"There are many good things about Barbados, not least that it is one of the few countries where McDonald's failed: the locals cite their predilection for healthy food and their preference for poultry and fish over beef as prime reasons why the first (and only) McDonald's hamburger restaurant in Barbados, just outside Bridgetown, closed six months after opening."
Mad cow disease is rife in Europe and is not just a British problem, according to a report by an international group of scientists to be published shortly. On statistical grounds alone, the very small numbers of cattle reported with the disease in France, Portugal and other European countries does not make sense, the report says.
It also questions the safety of meat and meat products throughout the European Union, where abattoirs and meat plants have not been compelled to comply with the rigorous public health safeguards imposed on slaughterhouses in Britain to protect consumers.
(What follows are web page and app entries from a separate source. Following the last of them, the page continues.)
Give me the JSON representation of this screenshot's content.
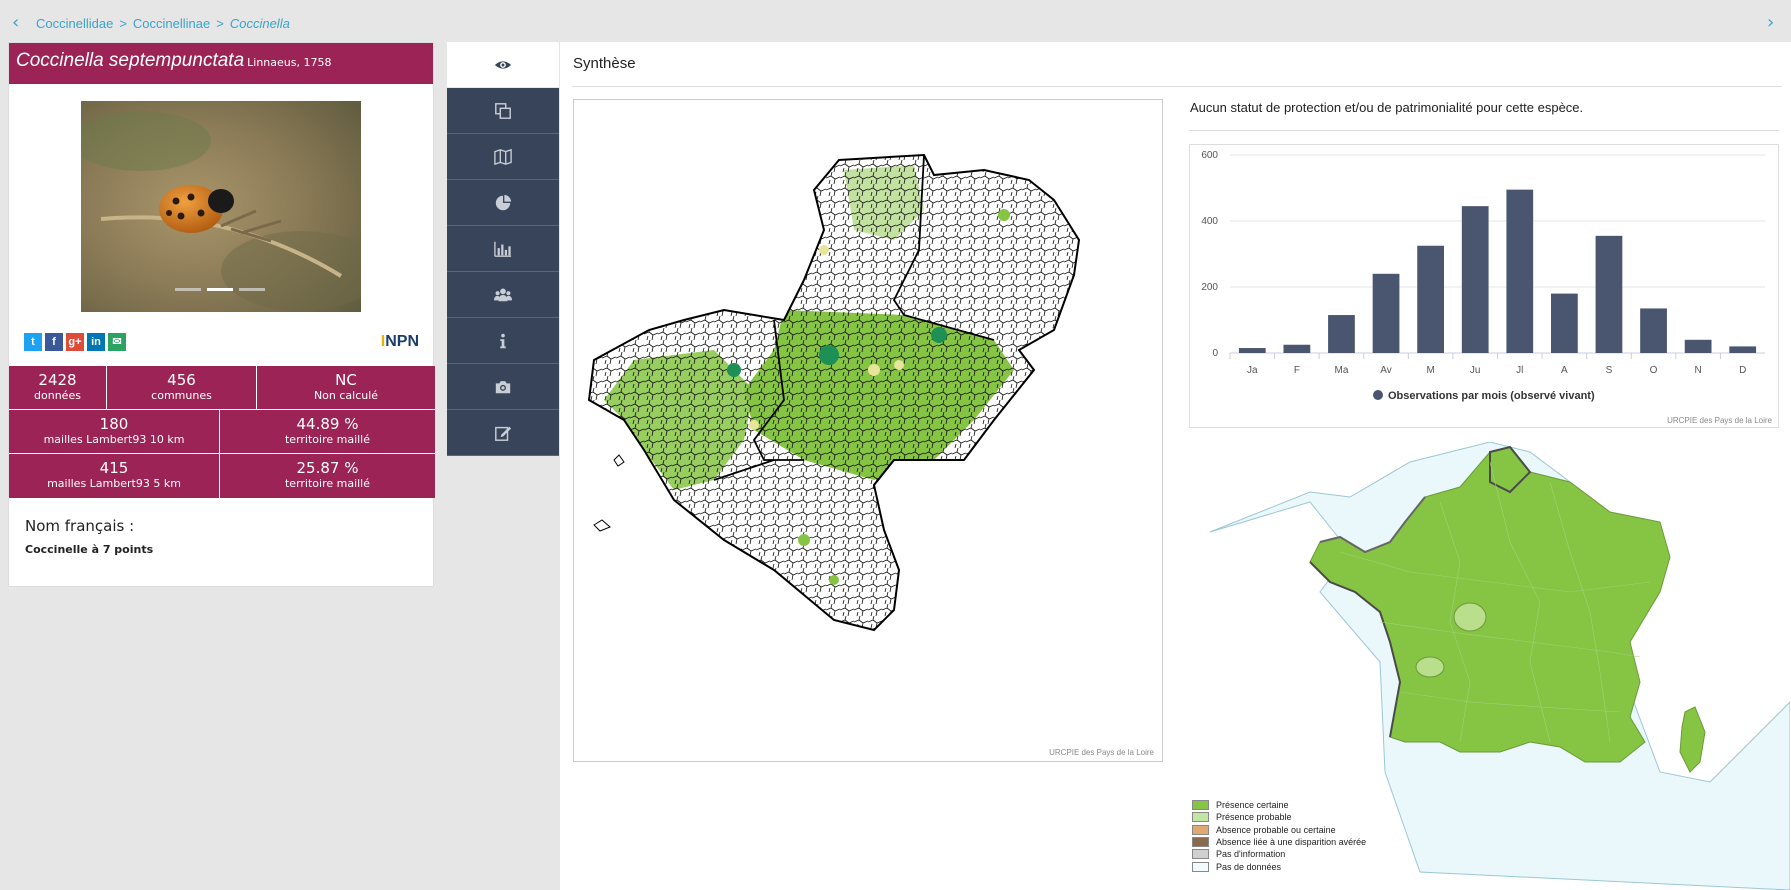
{
  "breadcrumb": {
    "items": [
      "Coccinellidae",
      "Coccinellinae",
      "Coccinella"
    ],
    "separator": ">"
  },
  "species": {
    "name": "Coccinella septempunctata",
    "author": "Linnaeus, 1758"
  },
  "social": {
    "icons": [
      "twitter-icon",
      "facebook-icon",
      "google-plus-icon",
      "linkedin-icon",
      "email-icon"
    ],
    "glyphs": [
      "t",
      "f",
      "g+",
      "in",
      "✉"
    ],
    "colors": [
      "#1da1f2",
      "#3b5998",
      "#dd4b39",
      "#0077b5",
      "#2ba462"
    ],
    "logo": "INPN"
  },
  "stats": {
    "row1": [
      {
        "value": "2428",
        "label": "données"
      },
      {
        "value": "456",
        "label": "communes"
      },
      {
        "value": "NC",
        "label": "Non calculé"
      }
    ],
    "row2": [
      {
        "value": "180",
        "label": "mailles Lambert93 10 km"
      },
      {
        "value": "44.89 %",
        "label": "territoire maillé"
      }
    ],
    "row3": [
      {
        "value": "415",
        "label": "mailles Lambert93 5 km"
      },
      {
        "value": "25.87 %",
        "label": "territoire maillé"
      }
    ]
  },
  "french_name": {
    "label": "Nom français :",
    "value": "Coccinelle à 7 points"
  },
  "tabs": [
    "eye-icon",
    "copy-icon",
    "map-icon",
    "pie-chart-icon",
    "bar-chart-icon",
    "users-icon",
    "info-icon",
    "camera-icon",
    "edit-icon"
  ],
  "main": {
    "section_title": "Synthèse",
    "map_credit": "URCPIE des Pays de la Loire",
    "status_text": "Aucun statut de protection et/ou de patrimonialité pour cette espèce.",
    "chart_credit": "URCPIE des Pays de la Loire"
  },
  "colors": {
    "accent": "#9b2355",
    "tab_bg": "#384459",
    "bar": "#4a5570",
    "presence": "#86c443"
  },
  "chart_data": {
    "type": "bar",
    "categories": [
      "Ja",
      "F",
      "Ma",
      "Av",
      "M",
      "Ju",
      "Jl",
      "A",
      "S",
      "O",
      "N",
      "D"
    ],
    "series": [
      {
        "name": "Observations par mois (observé vivant)",
        "values": [
          15,
          25,
          115,
          240,
          325,
          445,
          495,
          180,
          355,
          135,
          40,
          20
        ]
      }
    ],
    "ylim": [
      0,
      600
    ],
    "yticks": [
      0,
      200,
      400,
      600
    ],
    "legend_position": "bottom"
  },
  "legend": [
    {
      "label": "Présence certaine",
      "color": "#86c443"
    },
    {
      "label": "Présence probable",
      "color": "#c3e6a3"
    },
    {
      "label": "Absence probable ou certaine",
      "color": "#e0a872"
    },
    {
      "label": "Absence liée à une disparition avérée",
      "color": "#8b6a4c"
    },
    {
      "label": "Pas d'information",
      "color": "#d0d0d0"
    },
    {
      "label": "Pas de données",
      "color": "#f4fbfd"
    }
  ]
}
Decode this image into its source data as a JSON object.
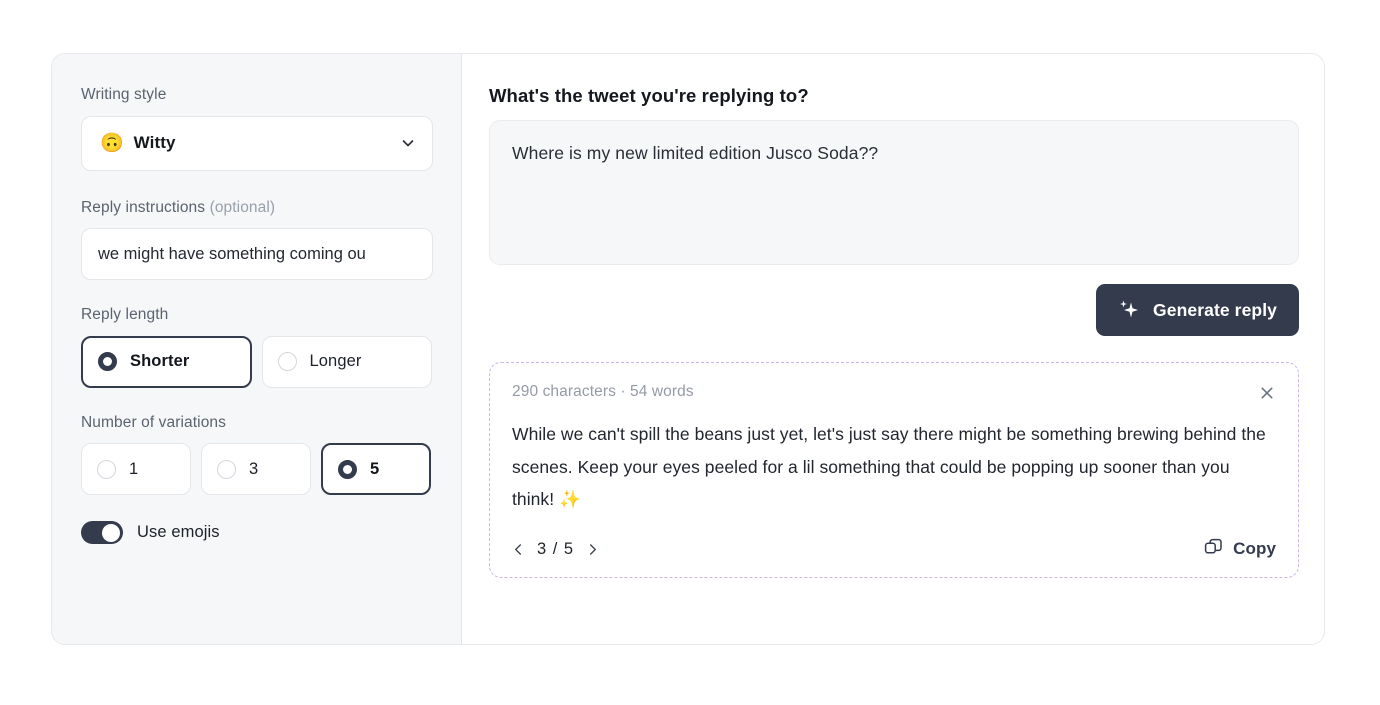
{
  "sidebar": {
    "writing_style": {
      "label": "Writing style",
      "emoji": "🙃",
      "value": "Witty",
      "chevron_icon": "chevron-down-icon"
    },
    "reply_instructions": {
      "label": "Reply instructions",
      "label_suffix": "(optional)",
      "value": "we might have something coming ou",
      "placeholder": "Reply instructions"
    },
    "reply_length": {
      "label": "Reply length",
      "options": [
        {
          "label": "Shorter",
          "selected": true
        },
        {
          "label": "Longer",
          "selected": false
        }
      ]
    },
    "variations": {
      "label": "Number of variations",
      "options": [
        {
          "label": "1",
          "selected": false
        },
        {
          "label": "3",
          "selected": false
        },
        {
          "label": "5",
          "selected": true
        }
      ]
    },
    "use_emojis": {
      "label": "Use emojis",
      "enabled": true
    }
  },
  "main": {
    "title": "What's the tweet you're replying to?",
    "tweet": {
      "value": "Where is my new limited edition Jusco Soda??",
      "placeholder": "Paste the tweet you're replying to"
    },
    "generate_button": {
      "label": "Generate reply",
      "icon": "sparkle-icon"
    },
    "result": {
      "meta": "290 characters · 54 words",
      "close_icon": "close-icon",
      "text": "While we can't spill the beans just yet, let's just say there might be something brewing behind the scenes. Keep your eyes peeled for a lil something that could be popping up sooner than you think! ✨",
      "pager": {
        "prev_icon": "chevron-left-icon",
        "next_icon": "chevron-right-icon",
        "count": "3 / 5",
        "current": 3,
        "total": 5
      },
      "copy_button": {
        "label": "Copy",
        "icon": "copy-icon"
      }
    }
  },
  "colors": {
    "accent_dark": "#343b4c",
    "panel_bg": "#f6f7f8",
    "result_border": "#cbb5ea",
    "muted_text": "#949ba6"
  }
}
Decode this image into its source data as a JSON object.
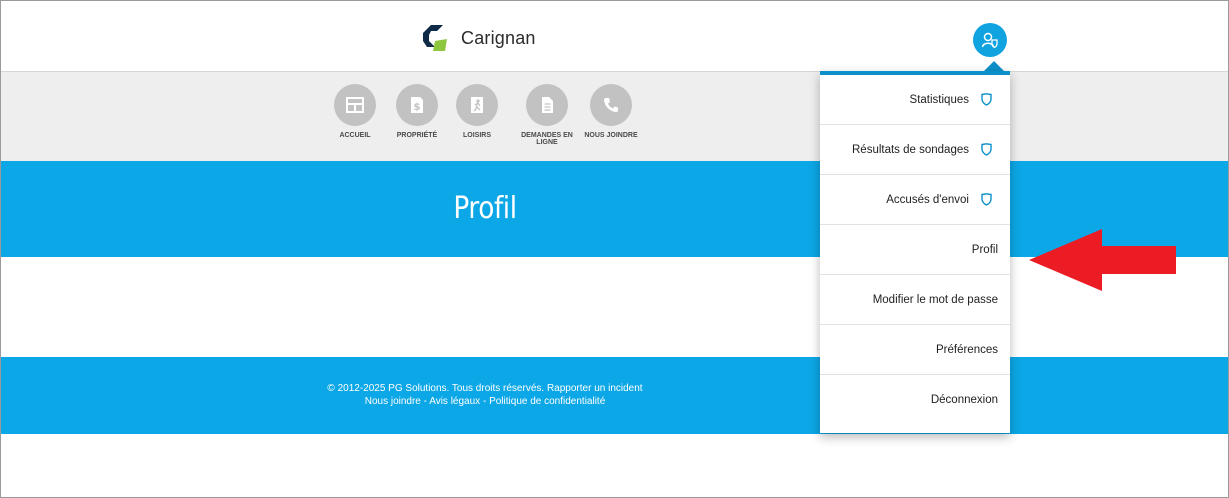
{
  "header": {
    "brand_name": "Carignan",
    "logo_icon": "carignan-logo-icon",
    "user_icon": "user-account-icon"
  },
  "nav": {
    "items": [
      {
        "label": "ACCUEIL",
        "icon": "home-icon"
      },
      {
        "label": "PROPRIÉTÉ",
        "icon": "property-tax-icon"
      },
      {
        "label": "LOISIRS",
        "icon": "leisure-icon"
      },
      {
        "label": "DEMANDES EN\nLIGNE",
        "line1": "DEMANDES EN",
        "line2": "LIGNE",
        "icon": "document-icon"
      },
      {
        "label": "NOUS JOINDRE",
        "icon": "phone-icon"
      }
    ]
  },
  "banner": {
    "title": "Profil"
  },
  "footer": {
    "line1_copyright": "© 2012-2025 PG Solutions. Tous droits réservés.",
    "line1_link": "Rapporter un incident",
    "line2_contact": "Nous joindre",
    "sep": " - ",
    "line2_legal": "Avis légaux",
    "line2_privacy": "Politique de confidentialité"
  },
  "dropdown": {
    "items": [
      {
        "label": "Statistiques",
        "icon": "shield-icon"
      },
      {
        "label": "Résultats de sondages",
        "icon": "shield-icon"
      },
      {
        "label": "Accusés d'envoi",
        "icon": "shield-icon"
      },
      {
        "label": "Profil"
      },
      {
        "label": "Modifier le mot de passe"
      },
      {
        "label": "Préférences"
      },
      {
        "label": "Déconnexion"
      }
    ]
  },
  "annotation": {
    "icon": "red-arrow-icon",
    "color": "#ec1c24"
  },
  "colors": {
    "accent_blue": "#0ca7e6",
    "dropdown_border": "#0c90c9",
    "nav_circle": "#c2c2c2",
    "nav_band": "#eeeeee"
  }
}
The report, which will strengthen Britain's case that the EU export ban on British beef is not only unjust but also illogical, is likely to provoke anger and indignation throughout the Community. One of its main authors is Bram Schreuder, one of Europe's leading experts on BSE, of the Institute of Science and Health at Lelystad, Holland. He said: "BSE cannot be considered a British problem alone. A European approach is required."
The report also involves scientists at Tybingen in Germany and John Wilesmith, the Ministry of Agriculture's top epidemiologist at the Central Vetinary Laboratory at Weybridge, Surrey. Mr Wilesmith is a key figure in the BSE eradication programme and is highly regarded in scientific circles around the world.
Mr Schreuder has said: "Based on the results to be submitted shortly, it is evident that not many countries can maintain claims that they have never had BSE or, at least, that they have never imported it." The findings are based largely on the fact that 57,900 pure-bred cattle were exported from Britain to Europe between 1985 and 1990 when the trade stopped. These animals were of an age that allows for infection during calfhood and early adolescence.
He said: "If these cattle were to represent a representative sample of the total British cattle population they should have produced, according to our calculations, 1,668 cases of BSE had they remained in Great Britain." In fact, only about 30 cases were reported on the Continent from this batch. He added: "These cattle, including those incubating BSE, were exported all over Europe. Only a proportion of these have been reported. These results clearly indicate that BSE cannot be considered a British problem alone and that a European approach is required."
The early findings suggest a cover-up of BSE cases in Europe. They do not take into account any cattle on the Continent which were fed the type of rations, containing the rendered remains of sheep and cattle, which were exported to Europe in large quantities ostensibly as pig and poultry food after they were banned as cattle food in Britain in 1988. Many British officials and farmers suspect that far more cattle fell victim to BSE on the Continent than has been admitted through eating this type of food.